ISZ and Im Tirtzu threaten freedom of expression and academic freedom, they are
doing great harm to Israel’s reputation as a place of open debate and diversity
of opinion. This damage is far greater than that caused by a small number of
Israeli professors who have supported an academic boycott – a stance rejected by
99 percent of Israel’s academic community regardless of their political
positions and opinions.
Of even greater concern is the fact that their
activities are creating an environment in which both students and faculty, by
their own admission, are beginning to feel afraid of voicing their own opinions
and to feel physically threatened as well.
It is time for all those who
believe in freedom of speech to stand up and voice their clear opposition to
those who would try to deny it. The use of false and selective information by
ISZ, Im Tirtzu and Isracampus, the atmosphere of threat which they are creating
and their use of misinformed foreign donors to promote their political cause is
finally being exposed for what it really is – a threat to the democratic fabric
of a vibrant and dynamic State of Israel.
The writer is professor of
political geography at Ben-Gurion University and editor of the International
Journal, Geopolitics. He is also dean of the Faculty of Humanities and Social
Sciences at BGU, one of the founders of the Department of Politics and

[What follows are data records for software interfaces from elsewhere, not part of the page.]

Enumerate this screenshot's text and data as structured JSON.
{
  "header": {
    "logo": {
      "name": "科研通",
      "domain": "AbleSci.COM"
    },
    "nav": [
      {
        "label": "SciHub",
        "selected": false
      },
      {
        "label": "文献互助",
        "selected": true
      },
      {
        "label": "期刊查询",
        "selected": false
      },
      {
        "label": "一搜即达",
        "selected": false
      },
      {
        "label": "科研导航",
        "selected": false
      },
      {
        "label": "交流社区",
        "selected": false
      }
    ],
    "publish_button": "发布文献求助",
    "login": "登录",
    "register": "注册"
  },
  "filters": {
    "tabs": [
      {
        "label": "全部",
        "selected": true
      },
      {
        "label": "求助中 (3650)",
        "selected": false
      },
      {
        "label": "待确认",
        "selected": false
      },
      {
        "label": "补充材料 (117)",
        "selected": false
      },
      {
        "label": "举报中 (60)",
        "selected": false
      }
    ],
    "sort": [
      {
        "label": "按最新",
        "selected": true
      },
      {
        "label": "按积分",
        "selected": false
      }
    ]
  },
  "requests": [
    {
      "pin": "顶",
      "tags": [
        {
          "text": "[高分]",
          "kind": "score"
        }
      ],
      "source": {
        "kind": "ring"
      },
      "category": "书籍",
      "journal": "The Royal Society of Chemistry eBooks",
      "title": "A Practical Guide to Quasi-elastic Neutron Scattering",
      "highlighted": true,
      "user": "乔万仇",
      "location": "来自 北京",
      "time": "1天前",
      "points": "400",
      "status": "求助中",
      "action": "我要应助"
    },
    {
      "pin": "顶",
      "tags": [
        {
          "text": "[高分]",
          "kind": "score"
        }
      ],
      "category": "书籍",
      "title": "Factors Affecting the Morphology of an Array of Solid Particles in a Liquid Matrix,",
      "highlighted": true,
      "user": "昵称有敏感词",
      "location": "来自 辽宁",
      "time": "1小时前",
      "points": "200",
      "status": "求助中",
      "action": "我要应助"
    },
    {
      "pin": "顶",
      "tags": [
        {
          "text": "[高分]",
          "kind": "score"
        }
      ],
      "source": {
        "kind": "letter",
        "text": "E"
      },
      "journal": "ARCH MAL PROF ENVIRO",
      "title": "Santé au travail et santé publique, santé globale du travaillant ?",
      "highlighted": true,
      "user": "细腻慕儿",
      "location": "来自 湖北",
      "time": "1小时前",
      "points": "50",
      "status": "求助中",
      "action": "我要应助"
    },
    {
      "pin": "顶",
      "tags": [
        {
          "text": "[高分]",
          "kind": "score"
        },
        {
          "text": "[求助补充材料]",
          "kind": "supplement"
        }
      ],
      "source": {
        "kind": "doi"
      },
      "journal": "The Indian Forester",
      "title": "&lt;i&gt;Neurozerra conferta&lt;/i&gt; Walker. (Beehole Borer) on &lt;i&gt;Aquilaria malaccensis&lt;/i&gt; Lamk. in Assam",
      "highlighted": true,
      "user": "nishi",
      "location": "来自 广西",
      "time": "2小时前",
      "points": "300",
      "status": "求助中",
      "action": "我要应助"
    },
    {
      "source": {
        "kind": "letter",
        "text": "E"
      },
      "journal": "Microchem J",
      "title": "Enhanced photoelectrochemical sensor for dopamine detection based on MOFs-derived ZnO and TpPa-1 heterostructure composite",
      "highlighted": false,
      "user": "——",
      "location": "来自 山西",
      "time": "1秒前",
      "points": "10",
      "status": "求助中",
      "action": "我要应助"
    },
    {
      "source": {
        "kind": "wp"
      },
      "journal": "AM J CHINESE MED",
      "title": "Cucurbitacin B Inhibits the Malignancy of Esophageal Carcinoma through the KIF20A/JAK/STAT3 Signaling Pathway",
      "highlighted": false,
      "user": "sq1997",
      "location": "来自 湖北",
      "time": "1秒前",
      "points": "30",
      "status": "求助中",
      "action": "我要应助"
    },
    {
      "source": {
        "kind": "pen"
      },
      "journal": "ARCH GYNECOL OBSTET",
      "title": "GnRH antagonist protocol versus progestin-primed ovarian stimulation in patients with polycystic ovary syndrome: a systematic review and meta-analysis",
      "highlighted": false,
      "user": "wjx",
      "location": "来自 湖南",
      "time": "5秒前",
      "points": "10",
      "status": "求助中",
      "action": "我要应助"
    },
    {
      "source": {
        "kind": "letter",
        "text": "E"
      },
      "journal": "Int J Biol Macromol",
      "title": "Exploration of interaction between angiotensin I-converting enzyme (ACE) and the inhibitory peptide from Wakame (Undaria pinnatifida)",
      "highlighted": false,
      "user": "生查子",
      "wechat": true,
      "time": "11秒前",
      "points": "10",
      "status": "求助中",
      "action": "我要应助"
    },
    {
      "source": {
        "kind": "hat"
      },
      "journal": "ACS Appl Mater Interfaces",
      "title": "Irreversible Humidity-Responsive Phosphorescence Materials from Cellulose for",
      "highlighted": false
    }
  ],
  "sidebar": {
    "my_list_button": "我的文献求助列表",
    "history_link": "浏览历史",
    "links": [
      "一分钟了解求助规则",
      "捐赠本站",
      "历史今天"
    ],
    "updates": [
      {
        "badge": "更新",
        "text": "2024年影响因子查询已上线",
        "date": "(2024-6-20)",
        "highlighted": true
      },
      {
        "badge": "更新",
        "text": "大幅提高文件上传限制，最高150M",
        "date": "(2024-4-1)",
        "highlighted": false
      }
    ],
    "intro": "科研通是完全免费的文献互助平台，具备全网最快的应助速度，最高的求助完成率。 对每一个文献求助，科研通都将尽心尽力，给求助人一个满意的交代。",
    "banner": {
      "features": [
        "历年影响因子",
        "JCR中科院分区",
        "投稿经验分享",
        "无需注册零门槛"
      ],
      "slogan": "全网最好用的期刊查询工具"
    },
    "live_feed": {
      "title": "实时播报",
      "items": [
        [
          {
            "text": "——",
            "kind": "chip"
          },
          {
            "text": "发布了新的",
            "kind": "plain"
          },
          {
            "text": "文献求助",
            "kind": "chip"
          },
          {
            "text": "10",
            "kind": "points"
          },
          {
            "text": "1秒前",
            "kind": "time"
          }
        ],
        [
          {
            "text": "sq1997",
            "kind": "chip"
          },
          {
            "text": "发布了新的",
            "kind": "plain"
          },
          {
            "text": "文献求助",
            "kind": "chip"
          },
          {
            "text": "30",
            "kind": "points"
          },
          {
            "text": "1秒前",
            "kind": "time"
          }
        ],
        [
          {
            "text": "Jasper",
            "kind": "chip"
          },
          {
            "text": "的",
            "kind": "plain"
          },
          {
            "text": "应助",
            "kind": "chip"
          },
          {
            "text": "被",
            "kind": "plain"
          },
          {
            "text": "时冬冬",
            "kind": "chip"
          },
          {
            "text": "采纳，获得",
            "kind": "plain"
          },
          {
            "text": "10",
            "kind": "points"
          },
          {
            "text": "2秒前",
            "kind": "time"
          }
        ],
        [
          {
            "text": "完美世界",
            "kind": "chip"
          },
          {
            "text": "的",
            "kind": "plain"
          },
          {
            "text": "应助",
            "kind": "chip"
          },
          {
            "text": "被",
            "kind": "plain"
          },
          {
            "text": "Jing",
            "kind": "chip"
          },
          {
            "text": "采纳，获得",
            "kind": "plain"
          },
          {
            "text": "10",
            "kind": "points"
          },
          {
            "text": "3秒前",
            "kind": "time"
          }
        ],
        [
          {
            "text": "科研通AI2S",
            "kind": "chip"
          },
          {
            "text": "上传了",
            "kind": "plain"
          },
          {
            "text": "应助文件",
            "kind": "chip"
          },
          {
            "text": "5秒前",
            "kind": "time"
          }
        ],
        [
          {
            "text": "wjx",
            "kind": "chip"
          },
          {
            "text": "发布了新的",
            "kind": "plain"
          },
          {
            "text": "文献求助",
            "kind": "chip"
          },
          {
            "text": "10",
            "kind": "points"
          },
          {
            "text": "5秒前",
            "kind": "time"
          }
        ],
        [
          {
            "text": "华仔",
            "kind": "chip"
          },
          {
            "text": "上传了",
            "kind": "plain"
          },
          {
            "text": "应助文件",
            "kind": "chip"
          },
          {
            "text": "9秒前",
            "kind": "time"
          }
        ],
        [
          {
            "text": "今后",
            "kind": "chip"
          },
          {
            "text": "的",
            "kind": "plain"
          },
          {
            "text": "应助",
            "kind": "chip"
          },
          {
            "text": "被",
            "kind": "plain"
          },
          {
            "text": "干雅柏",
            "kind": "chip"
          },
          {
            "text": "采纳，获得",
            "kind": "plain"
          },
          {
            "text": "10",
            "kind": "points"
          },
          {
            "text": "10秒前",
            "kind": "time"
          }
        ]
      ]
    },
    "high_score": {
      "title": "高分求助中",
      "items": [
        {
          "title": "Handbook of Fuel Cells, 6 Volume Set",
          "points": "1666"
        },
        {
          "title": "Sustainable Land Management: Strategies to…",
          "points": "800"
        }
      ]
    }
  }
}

Government – the target of the Im Tirtzu report – and has represented Israel’s
universities in the UK against all attempts to impose an academic boycott.